The next generation of major donors is set to be the “most significant philanthropists in history”, and those donors are driven by values and a desire to make a big impact and be closely involved in causes they support, a new report says.

Those donors, who were born between 1964 and 2000 and are expected to inherit an unprecedented $40 trillion, want to respect the legacy of previous generations of donor while using “new, innovative, even risky strategies to make their giving more effective,” says the report from 21/64 and the Dorothy A. Johnson Center for Philanthropy at Grand Valley State University in Grand Rapids, Mich.

The report, Next Gen Donors: Respecting Legacy, Revolutionizing Philanthropy, is based on a national online survey of 310 high-capacity donors and 30 in-depth individual interviews.

Despite the expectation of many people that those next-generation donors will be “entitled by privilege, careless with legacy, and eager for change,” the report says, the opposite is true.

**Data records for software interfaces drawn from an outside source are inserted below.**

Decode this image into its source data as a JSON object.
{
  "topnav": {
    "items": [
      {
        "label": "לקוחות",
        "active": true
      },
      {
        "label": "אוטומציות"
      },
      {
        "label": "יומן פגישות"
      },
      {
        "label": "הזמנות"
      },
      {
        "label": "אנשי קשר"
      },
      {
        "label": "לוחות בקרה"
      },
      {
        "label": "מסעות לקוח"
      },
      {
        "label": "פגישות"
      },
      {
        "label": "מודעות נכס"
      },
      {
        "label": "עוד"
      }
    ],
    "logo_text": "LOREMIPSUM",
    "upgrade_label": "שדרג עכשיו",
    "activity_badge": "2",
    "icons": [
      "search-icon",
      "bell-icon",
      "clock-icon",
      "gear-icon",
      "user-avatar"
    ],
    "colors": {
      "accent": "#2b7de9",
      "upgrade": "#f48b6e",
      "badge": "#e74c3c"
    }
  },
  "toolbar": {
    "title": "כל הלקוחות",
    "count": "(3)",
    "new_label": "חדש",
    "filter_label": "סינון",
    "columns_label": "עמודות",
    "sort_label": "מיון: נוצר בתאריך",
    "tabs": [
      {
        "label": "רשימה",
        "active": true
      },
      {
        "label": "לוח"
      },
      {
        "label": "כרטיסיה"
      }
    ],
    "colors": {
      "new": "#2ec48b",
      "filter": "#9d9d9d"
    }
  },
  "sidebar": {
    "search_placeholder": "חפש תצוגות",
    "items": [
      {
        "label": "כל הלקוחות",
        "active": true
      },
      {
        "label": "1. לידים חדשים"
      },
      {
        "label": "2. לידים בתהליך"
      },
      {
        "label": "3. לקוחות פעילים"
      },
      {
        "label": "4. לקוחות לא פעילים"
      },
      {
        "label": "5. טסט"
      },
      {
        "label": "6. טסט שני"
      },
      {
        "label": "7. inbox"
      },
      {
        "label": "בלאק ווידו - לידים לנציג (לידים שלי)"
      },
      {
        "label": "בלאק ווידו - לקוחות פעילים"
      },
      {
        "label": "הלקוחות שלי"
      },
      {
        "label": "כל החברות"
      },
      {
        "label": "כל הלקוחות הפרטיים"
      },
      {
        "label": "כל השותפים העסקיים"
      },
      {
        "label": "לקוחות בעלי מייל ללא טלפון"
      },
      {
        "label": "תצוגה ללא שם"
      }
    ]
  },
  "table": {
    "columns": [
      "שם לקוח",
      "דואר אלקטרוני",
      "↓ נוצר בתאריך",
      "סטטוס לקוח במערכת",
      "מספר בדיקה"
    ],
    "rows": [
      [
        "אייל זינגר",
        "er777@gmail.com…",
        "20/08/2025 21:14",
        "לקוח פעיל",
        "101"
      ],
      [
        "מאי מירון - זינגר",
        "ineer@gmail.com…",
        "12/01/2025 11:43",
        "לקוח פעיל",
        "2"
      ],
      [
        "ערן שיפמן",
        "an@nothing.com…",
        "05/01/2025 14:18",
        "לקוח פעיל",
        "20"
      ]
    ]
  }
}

“Values drive these next gen major donors, not valuables — values they often say they have learned from parents and grandparents,” the report says.

Those donors see philanthropic “strategy” as the main factor that distinguishes them from previous generations, it says.

“They intend to change how decisions are made and how research and due diligence are conducted, utilizing multiple sources for information and all of the ‘tools in the toolbox,'” it says.

Those donors also want to develop close ties with groups or causes they support, it says.

“Giving without significant, hands-on engagement feels to them like a hollow investment with little assurance of impact,” the report says.

And they believe that collaborating with peers “makes them all better donors, and extends their impact,” it says. “Put simply, they want to give the full range of their assets — their treasure, of course, but also their time, their talents, and even their ties, encouraging others to give their own time, talent, treasure and ties.”

Todd Cohen